Grow – dig your roots down into the rich wonderful dirt of the Word.
Feel every inch of your soul reaching further into its depth.
Plant yourself so that your being will absorb every soul nourishing word of wisdom from your Creator.
Then grow – spread your branches wide and welcome everyone into your life-giving embrace.
Make fruit from the love filling your roots and feed the hungry, shelter the weak, clothe the poor.
Plant yourself in the world around you and stand firm as a maker of peace and love –
A reflection of your Maker.
I love poetry, and I love sketching. Blackout poetry is the best of both worlds.
This is a page from an old book given to me by a friend, who gave me her blessing to toss it or use it any way I saw fit. I generally have a hard time altering a book in any way because I feel like the work of writing is a little bit sacred, and it always felt like dishonoring the pages to do anything but read them.
The joy of creating with the pages of this book is that I have another copy of the text, and so re-using the pages rather than just throwing away the falling apart copy will breathe new life and creativity into the words on the page. So far, this old book has been used by art students to create mixed media pieces, and then they used pages for drawing paper once they finished those pieces. I jumped in on the doodling and created this work.
Consider that art is coming forth at his command.
Happy are we when we create.
It is our duty.
Because school started, and I can’t keep my crap together this week…
I am VERY slowly, but surely working my way chapter at a time through the book of Romans in the Bible. With each chapter, I read through, note the verses that stand out to me, and then boil it down to the “bottom line.” I choose the verse that most clearly states the main theme of the chapter and write it down somewhere on my blank page. As I sit with that verse a while, I draw what comes to mind as I meditate, and then I write a poem that reflects that meditation. I also go back to the verses that I marked and write more about them (I use the SOAP method for that, for the very few of you who wondered.) in a journal file on my computer.
It’s an intensive process on a single section of scripture, but I found that I was often reading the Bible every day on autopilot. This process forces me to slow down and digest the words more slowly. Slow is hard for me because I’m not often patient with creative work – once I have an idea, I want it done. I also keep walking away from this work and only coming back to it in spurts because it doesn’t feel as instantly rewarding as a quick sketch or single poem. But God has used this work to show me how to dig deeper into his word and his love, so I’m really silly for putting it off. Turns out I’m a work in progress, too. 🙂
And because the poem is hard to read in the photo, here’s the text:
Oh, how often I’ve failed
Crumbled in the face of temptation
The, oh, how I’ll beg
For a fresh start
But I must not believe you
As I try harder, work more, to make you love me
But that isn’t your way
You want truth
You want repentance
You want faith
So watch me open my hands
And let go of my desire to control
To earn your love, to claim myself
So I can believe
So you can make me new
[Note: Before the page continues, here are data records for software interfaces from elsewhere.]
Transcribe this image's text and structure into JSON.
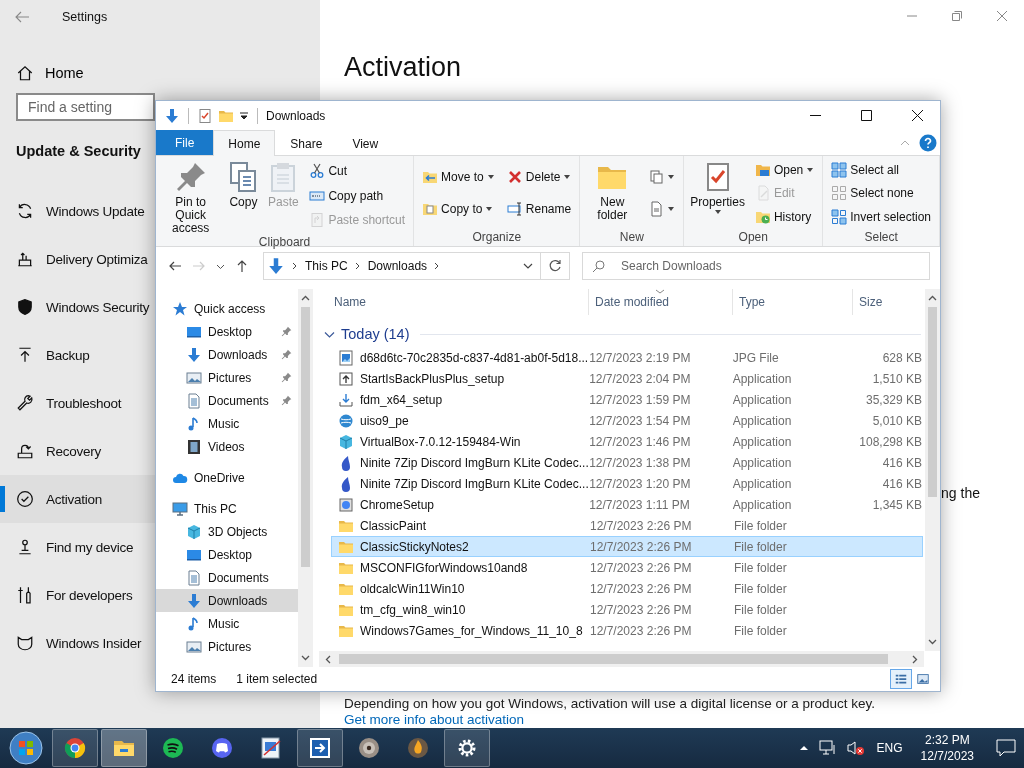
{
  "settings": {
    "title": "Settings",
    "home": "Home",
    "search": {
      "placeholder": "Find a setting"
    },
    "section": "Update & Security",
    "items": [
      {
        "label": "Windows Update",
        "kind": "update",
        "selected": false
      },
      {
        "label": "Delivery Optimiza",
        "kind": "delivery",
        "selected": false
      },
      {
        "label": "Windows Security",
        "kind": "shield",
        "selected": false
      },
      {
        "label": "Backup",
        "kind": "backup",
        "selected": false
      },
      {
        "label": "Troubleshoot",
        "kind": "wrench",
        "selected": false
      },
      {
        "label": "Recovery",
        "kind": "recovery",
        "selected": false
      },
      {
        "label": "Activation",
        "kind": "check",
        "selected": true
      },
      {
        "label": "Find my device",
        "kind": "find",
        "selected": false
      },
      {
        "label": "For developers",
        "kind": "dev",
        "selected": false
      },
      {
        "label": "Windows Insider",
        "kind": "insider",
        "selected": false
      }
    ],
    "page_title": "Activation",
    "fragment": "ng the",
    "description": "Depending on how you got Windows, activation will use a digital license or a product key.",
    "link": "Get more info about activation"
  },
  "explorer": {
    "title": "Downloads",
    "tabs": [
      {
        "label": "File",
        "kind": "menu",
        "selected": false
      },
      {
        "label": "Home",
        "kind": "tab",
        "selected": true
      },
      {
        "label": "Share",
        "kind": "tab",
        "selected": false
      },
      {
        "label": "View",
        "kind": "tab",
        "selected": false
      }
    ],
    "ribbon": [
      {
        "label": "Clipboard",
        "columns": [
          [
            {
              "label": "Pin to Quick access",
              "kind": "pin",
              "disabled": false,
              "dropdown": false
            }
          ],
          [
            {
              "label": "Copy",
              "kind": "copy",
              "disabled": false,
              "dropdown": false
            }
          ],
          [
            {
              "label": "Paste",
              "kind": "paste",
              "disabled": true,
              "dropdown": false
            }
          ],
          [
            {
              "label": "Cut",
              "kind": "cut",
              "disabled": false,
              "dropdown": false
            },
            {
              "label": "Copy path",
              "kind": "copypath",
              "disabled": false,
              "dropdown": false
            },
            {
              "label": "Paste shortcut",
              "kind": "shortcut",
              "disabled": true,
              "dropdown": false
            }
          ]
        ]
      },
      {
        "label": "Organize",
        "columns": [
          [
            {
              "label": "Move to",
              "kind": "move",
              "disabled": false,
              "dropdown": true
            },
            {
              "label": "Copy to",
              "kind": "copyto",
              "disabled": false,
              "dropdown": true
            }
          ],
          [
            {
              "label": "Delete",
              "kind": "delete",
              "disabled": false,
              "dropdown": true
            },
            {
              "label": "Rename",
              "kind": "rename",
              "disabled": false,
              "dropdown": false
            }
          ]
        ]
      },
      {
        "label": "New",
        "columns": [
          [
            {
              "label": "New folder",
              "kind": "folder",
              "disabled": false,
              "dropdown": false
            }
          ],
          [
            {
              "kind": "newitem",
              "disabled": false,
              "dropdown": true
            },
            {
              "kind": "easy",
              "disabled": false,
              "dropdown": true
            }
          ]
        ]
      },
      {
        "label": "Open",
        "columns": [
          [
            {
              "label": "Properties",
              "kind": "doccheck",
              "disabled": false,
              "dropdown": true
            }
          ],
          [
            {
              "label": "Open",
              "kind": "open",
              "disabled": false,
              "dropdown": true
            },
            {
              "label": "Edit",
              "kind": "edit",
              "disabled": true,
              "dropdown": false
            },
            {
              "label": "History",
              "kind": "history",
              "disabled": false,
              "dropdown": false
            }
          ]
        ]
      },
      {
        "label": "Select",
        "columns": [
          [
            {
              "label": "Select all",
              "kind": "selectall",
              "disabled": false,
              "dropdown": false
            },
            {
              "label": "Select none",
              "kind": "selectnone",
              "disabled": false,
              "dropdown": false
            },
            {
              "label": "Invert selection",
              "kind": "invert",
              "disabled": false,
              "dropdown": false
            }
          ]
        ]
      }
    ],
    "path": [
      "This PC",
      "Downloads"
    ],
    "search": {
      "placeholder": "Search Downloads"
    },
    "nav": [
      {
        "label": "Quick access",
        "kind": "star",
        "selected": false,
        "children": [
          {
            "label": "Desktop",
            "kind": "desktop",
            "pinned": true,
            "selected": false
          },
          {
            "label": "Downloads",
            "kind": "down",
            "pinned": true,
            "selected": false
          },
          {
            "label": "Pictures",
            "kind": "pictures",
            "pinned": true,
            "selected": false
          },
          {
            "label": "Documents",
            "kind": "documents",
            "pinned": true,
            "selected": false
          },
          {
            "label": "Music",
            "kind": "music",
            "pinned": false,
            "selected": false
          },
          {
            "label": "Videos",
            "kind": "videos",
            "pinned": false,
            "selected": false
          }
        ]
      },
      {
        "label": "OneDrive",
        "kind": "cloud",
        "selected": false
      },
      {
        "label": "This PC",
        "kind": "pc",
        "selected": false,
        "children": [
          {
            "label": "3D Objects",
            "kind": "cube",
            "pinned": false,
            "selected": false
          },
          {
            "label": "Desktop",
            "kind": "desktop",
            "pinned": false,
            "selected": false
          },
          {
            "label": "Documents",
            "kind": "documents",
            "pinned": false,
            "selected": false
          },
          {
            "label": "Downloads",
            "kind": "down",
            "pinned": false,
            "selected": true
          },
          {
            "label": "Music",
            "kind": "music",
            "pinned": false,
            "selected": false
          },
          {
            "label": "Pictures",
            "kind": "pictures",
            "pinned": false,
            "selected": false
          }
        ]
      }
    ],
    "columns": [
      {
        "label": "Name",
        "sorted": false
      },
      {
        "label": "Date modified",
        "sorted": true
      },
      {
        "label": "Type",
        "sorted": false
      },
      {
        "label": "Size",
        "sorted": false
      }
    ],
    "group": {
      "label": "Today (14)",
      "expanded": true
    },
    "files": [
      {
        "name": "d68d6tc-70c2835d-c837-4d81-ab0f-5d18...",
        "date": "12/7/2023 2:19 PM",
        "type": "JPG File",
        "size": "628 KB",
        "kind": "image",
        "selected": false
      },
      {
        "name": "StartIsBackPlusPlus_setup",
        "date": "12/7/2023 2:04 PM",
        "type": "Application",
        "size": "1,510 KB",
        "kind": "installer",
        "selected": false
      },
      {
        "name": "fdm_x64_setup",
        "date": "12/7/2023 1:59 PM",
        "type": "Application",
        "size": "35,329 KB",
        "kind": "fdm",
        "selected": false
      },
      {
        "name": "uiso9_pe",
        "date": "12/7/2023 1:54 PM",
        "type": "Application",
        "size": "5,010 KB",
        "kind": "globe",
        "selected": false
      },
      {
        "name": "VirtualBox-7.0.12-159484-Win",
        "date": "12/7/2023 1:46 PM",
        "type": "Application",
        "size": "108,298 KB",
        "kind": "cube",
        "selected": false
      },
      {
        "name": "Ninite 7Zip Discord ImgBurn KLite Codec...",
        "date": "12/7/2023 1:38 PM",
        "type": "Application",
        "size": "416 KB",
        "kind": "drop",
        "selected": false
      },
      {
        "name": "Ninite 7Zip Discord ImgBurn KLite Codec...",
        "date": "12/7/2023 1:20 PM",
        "type": "Application",
        "size": "416 KB",
        "kind": "drop",
        "selected": false
      },
      {
        "name": "ChromeSetup",
        "date": "12/7/2023 1:11 PM",
        "type": "Application",
        "size": "1,345 KB",
        "kind": "setup",
        "selected": false
      },
      {
        "name": "ClassicPaint",
        "date": "12/7/2023 2:26 PM",
        "type": "File folder",
        "kind": "folder",
        "selected": false
      },
      {
        "name": "ClassicStickyNotes2",
        "date": "12/7/2023 2:26 PM",
        "type": "File folder",
        "kind": "folder",
        "selected": true
      },
      {
        "name": "MSCONFIGforWindows10and8",
        "date": "12/7/2023 2:26 PM",
        "type": "File folder",
        "kind": "folder",
        "selected": false
      },
      {
        "name": "oldcalcWin11Win10",
        "date": "12/7/2023 2:26 PM",
        "type": "File folder",
        "kind": "folder",
        "selected": false
      },
      {
        "name": "tm_cfg_win8_win10",
        "date": "12/7/2023 2:26 PM",
        "type": "File folder",
        "kind": "folder",
        "selected": false
      },
      {
        "name": "Windows7Games_for_Windows_11_10_8",
        "date": "12/7/2023 2:26 PM",
        "type": "File folder",
        "kind": "folder",
        "selected": false
      }
    ],
    "status": {
      "count": "24 items",
      "selection": "1 item selected"
    },
    "views": [
      {
        "kind": "details",
        "selected": true
      },
      {
        "kind": "large",
        "selected": false
      }
    ]
  },
  "taskbar": {
    "apps": [
      {
        "kind": "browser",
        "open": true,
        "selected": false
      },
      {
        "kind": "explorer",
        "open": true,
        "selected": true
      },
      {
        "kind": "music",
        "open": false,
        "selected": false
      },
      {
        "kind": "chat",
        "open": false,
        "selected": false
      },
      {
        "kind": "paint",
        "open": false,
        "selected": false
      },
      {
        "kind": "arrow",
        "open": true,
        "selected": false
      },
      {
        "kind": "disc",
        "open": false,
        "selected": false
      },
      {
        "kind": "orb",
        "open": false,
        "selected": false
      },
      {
        "kind": "gear",
        "open": true,
        "selected": false
      }
    ],
    "language": "ENG",
    "time": "2:32 PM",
    "date": "12/7/2023"
  }
}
So I can be free
I wrote a rough draft of this when Spring was fresh and new. It’s almost time to work on an Autumn piece!
My body has been crouched in this furrow for so long
That my view is narrowed
To just the dirt in my hands and the plant in front of me.
This plant is sturdy.
The stalk is strong, the roots stronger.
But what of the seedlings around it?
This small patch of field is dry and shriveled.
How can one plant be good, while the rest languish?
Didn’t they have the same care, the same sun?
This is not my concern,
Just as the weeds will wait for a more discerning eye to sort.
Shaking the dirt from my hands, I rise.
My view widens.
There are rows and rows as far as my sight stretches.
Some are lushly green; others are wilting.
My hands reach out to another furrow,
Without words or commands that the farmer needs them there.
I follow to find more rows, more need.
I feel the satisfaction of fingers immersed in rich soil.
The farmer wants me here.
I kneel into the work, and the panorama of rows tightens
To the one plant before me.
Part of the sermon text today was 2 Corinthians 3:2-3, and it immediately grabbed me. This is what started running through my head as I listened to these words.
What letter am I writing on the hearts around me?
I can write a masterpiece in pen and ink – look here at these words…
But what do they mean?
Absolutely nothing unless you see my heart,
Unless they way I love you speaks that same masterpiece to your heart.
Oh, what I would give to erase the sharp things I carved into your heart –
Words my temper and pride etched in harsh lines,
Things my neglect scratched into your beautiful prose.
May the grace and love of Christ that more often flows through me
Cover those errant marks
And write love
And peace and joy as my letter – my poem – upon your heart.